Looking at the entries below, how many lines include the word "SPECIALITÀ"? Answer with the number alone.

Segment Open

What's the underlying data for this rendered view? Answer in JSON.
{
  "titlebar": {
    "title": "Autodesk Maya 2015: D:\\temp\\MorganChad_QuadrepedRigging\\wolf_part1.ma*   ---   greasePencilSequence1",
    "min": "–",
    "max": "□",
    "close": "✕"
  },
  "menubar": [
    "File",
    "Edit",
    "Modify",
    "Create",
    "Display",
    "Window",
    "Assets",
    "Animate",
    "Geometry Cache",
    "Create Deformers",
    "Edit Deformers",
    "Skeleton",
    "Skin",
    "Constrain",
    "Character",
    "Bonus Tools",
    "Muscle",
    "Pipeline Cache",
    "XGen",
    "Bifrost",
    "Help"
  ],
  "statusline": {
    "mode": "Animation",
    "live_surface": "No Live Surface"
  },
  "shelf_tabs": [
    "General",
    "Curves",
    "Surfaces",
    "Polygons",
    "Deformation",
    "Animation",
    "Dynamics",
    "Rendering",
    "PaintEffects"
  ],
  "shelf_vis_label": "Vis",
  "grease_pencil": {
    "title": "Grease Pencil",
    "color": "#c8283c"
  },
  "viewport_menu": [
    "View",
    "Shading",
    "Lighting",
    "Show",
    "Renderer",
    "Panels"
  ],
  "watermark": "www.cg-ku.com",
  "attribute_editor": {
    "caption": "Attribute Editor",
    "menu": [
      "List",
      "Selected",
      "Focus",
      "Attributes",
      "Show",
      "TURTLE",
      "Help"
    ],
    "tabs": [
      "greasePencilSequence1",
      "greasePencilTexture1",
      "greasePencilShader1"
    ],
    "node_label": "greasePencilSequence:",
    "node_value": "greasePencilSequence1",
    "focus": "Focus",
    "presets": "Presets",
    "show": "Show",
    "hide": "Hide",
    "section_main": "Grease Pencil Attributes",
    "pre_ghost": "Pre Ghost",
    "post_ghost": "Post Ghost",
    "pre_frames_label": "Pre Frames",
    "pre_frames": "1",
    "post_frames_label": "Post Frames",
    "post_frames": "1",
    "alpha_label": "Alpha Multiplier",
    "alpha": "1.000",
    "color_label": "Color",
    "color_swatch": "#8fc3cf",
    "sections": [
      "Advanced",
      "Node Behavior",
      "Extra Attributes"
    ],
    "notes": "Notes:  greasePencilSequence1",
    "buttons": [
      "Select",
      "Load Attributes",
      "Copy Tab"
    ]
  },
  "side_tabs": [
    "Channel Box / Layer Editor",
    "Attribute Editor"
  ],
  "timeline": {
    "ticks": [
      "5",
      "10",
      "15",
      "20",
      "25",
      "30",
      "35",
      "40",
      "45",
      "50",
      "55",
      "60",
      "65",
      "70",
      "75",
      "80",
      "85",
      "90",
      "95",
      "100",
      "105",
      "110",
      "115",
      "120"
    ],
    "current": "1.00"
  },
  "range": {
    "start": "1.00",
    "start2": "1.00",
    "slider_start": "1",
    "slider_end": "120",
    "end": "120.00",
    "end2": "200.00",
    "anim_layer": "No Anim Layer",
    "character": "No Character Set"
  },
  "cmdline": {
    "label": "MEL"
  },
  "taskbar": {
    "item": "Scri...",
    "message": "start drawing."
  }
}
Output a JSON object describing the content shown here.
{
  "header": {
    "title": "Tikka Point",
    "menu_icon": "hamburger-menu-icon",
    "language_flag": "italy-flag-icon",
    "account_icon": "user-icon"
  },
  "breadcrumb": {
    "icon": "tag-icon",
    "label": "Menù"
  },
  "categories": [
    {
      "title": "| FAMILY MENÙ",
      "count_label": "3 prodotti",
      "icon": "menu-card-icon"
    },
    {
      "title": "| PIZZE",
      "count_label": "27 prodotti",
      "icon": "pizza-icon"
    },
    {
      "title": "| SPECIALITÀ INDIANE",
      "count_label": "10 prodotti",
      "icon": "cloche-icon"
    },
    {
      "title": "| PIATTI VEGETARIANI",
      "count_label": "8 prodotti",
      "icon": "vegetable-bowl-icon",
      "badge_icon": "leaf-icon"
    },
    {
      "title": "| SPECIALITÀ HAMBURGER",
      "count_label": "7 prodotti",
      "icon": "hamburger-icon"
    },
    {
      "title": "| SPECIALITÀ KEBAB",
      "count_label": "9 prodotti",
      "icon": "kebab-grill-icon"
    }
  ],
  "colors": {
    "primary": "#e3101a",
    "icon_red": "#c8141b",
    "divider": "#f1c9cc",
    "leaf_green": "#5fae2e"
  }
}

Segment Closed

__Exercise result__
3